The Importance of Change Management in Managed Print Services
Removing a number of printers, which are often seen as personal productivity devices, from the office can lead to feelings of resentment and a sense the company doesn't care about the personal working environment.
Doc is always on the prowl for good material. Because I hold a number of passports, I always open up my searches to the global marketplace. For this entry, we turn to our friends in South Africa, courtesy of ITWeb where Mark Hiller pens an interesting piece on change management in Managed Print Services (MPS).
Introducing a comprehensive managed print services (MPS) solution into an organisation can help reduce its environmental impact, cut costs and improve efficiency. However, an MPS implementation can be a mammoth undertaking, both from a technical and a logistical perspective.
As a result, it's easy to forget to ensure that end-users are fully informed, understand the advantages and support the introduction of the new infrastructure of output devices.
By simply dropping MPS into the office environment without clear communication or incentives, employees sometimes try to bypass this change, turning to illicit printing devices rather than embracing these systems.
It's important to remember that we are creatures of habit and that MPS introduces changes into the daily routines of employees. Removing a number of printers, which are often seen as personal productivity devices, from the office can lead to feelings of resentment and a sense the company doesn't care about the personal working environment. Thus, these devices are not given up easily, unless people understand the overarching benefits for themselves and their organisations.
Furthermore, the average employee doesn't see printing as a particularly costly activity, but research shows it can account for an average of 2% to 3% of a company's revenue – quickly spiraling into huge sums of money for a large organisation. It is these sorts of benefits that need to be communicated to the workforce if an MPS implementation is to be widely adopted.
Doc has made the point many times that an effective MPS strategy must include buy in from the end users, so educating and informing the workforce is critical.

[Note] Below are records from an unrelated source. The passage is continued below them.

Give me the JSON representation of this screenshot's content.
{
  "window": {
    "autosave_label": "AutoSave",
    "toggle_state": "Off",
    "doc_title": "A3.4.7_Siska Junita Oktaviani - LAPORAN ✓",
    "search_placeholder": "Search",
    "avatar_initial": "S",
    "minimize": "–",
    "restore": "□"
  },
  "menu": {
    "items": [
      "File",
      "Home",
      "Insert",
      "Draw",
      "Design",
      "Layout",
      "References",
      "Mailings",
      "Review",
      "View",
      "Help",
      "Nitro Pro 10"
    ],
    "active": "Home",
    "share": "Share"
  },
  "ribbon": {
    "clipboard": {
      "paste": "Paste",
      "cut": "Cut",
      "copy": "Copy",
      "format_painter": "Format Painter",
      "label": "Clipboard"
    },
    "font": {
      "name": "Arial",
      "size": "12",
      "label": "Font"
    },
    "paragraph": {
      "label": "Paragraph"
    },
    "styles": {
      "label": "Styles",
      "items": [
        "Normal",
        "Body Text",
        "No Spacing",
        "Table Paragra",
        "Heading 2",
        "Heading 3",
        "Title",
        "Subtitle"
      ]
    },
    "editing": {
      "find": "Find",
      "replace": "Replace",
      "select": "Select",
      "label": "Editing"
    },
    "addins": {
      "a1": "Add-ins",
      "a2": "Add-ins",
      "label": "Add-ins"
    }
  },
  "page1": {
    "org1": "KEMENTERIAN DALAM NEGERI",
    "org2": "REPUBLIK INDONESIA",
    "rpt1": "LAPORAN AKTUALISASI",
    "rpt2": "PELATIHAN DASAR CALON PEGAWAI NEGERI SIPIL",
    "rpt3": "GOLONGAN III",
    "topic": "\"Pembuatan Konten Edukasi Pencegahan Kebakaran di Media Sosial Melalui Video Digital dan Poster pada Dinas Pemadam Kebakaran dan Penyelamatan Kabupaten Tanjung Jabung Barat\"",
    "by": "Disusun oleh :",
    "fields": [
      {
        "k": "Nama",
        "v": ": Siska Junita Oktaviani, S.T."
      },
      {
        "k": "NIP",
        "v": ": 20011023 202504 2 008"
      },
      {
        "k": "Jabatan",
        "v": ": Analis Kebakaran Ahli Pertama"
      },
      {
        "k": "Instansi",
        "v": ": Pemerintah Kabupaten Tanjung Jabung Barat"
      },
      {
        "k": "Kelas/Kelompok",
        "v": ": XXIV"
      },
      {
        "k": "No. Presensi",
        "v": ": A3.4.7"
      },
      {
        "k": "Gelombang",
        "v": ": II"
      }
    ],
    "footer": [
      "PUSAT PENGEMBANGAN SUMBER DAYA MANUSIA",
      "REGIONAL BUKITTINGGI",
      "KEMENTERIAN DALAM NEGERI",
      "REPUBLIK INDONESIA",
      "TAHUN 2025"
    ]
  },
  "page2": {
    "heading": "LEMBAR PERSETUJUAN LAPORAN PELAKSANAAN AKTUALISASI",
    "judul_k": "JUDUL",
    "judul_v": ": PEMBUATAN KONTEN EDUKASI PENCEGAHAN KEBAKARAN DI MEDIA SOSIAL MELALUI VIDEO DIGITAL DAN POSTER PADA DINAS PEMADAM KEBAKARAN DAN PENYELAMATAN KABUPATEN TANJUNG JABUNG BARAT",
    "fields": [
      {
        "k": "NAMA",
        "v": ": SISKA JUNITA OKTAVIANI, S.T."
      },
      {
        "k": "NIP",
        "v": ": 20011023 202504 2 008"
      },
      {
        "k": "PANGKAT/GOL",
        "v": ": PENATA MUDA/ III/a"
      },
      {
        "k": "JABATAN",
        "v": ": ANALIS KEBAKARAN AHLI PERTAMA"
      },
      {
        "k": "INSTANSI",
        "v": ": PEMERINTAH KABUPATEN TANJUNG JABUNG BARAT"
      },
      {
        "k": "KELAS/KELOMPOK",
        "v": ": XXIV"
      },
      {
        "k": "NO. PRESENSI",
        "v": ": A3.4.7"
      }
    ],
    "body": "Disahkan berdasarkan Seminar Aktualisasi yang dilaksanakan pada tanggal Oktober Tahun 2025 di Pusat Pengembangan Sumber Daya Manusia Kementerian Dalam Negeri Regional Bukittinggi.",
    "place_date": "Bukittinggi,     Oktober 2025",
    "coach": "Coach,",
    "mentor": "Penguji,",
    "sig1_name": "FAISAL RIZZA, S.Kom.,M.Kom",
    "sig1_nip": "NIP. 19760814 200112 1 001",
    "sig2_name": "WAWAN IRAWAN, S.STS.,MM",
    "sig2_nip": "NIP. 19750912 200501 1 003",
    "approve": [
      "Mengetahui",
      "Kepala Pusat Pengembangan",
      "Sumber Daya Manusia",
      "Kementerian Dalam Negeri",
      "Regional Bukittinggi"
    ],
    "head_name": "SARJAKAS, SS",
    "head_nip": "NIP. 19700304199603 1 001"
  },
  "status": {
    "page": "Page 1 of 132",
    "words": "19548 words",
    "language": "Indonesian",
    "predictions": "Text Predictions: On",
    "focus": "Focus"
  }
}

This article makes that point effectively. Seems no matter where you do business, many of the basics remain the same.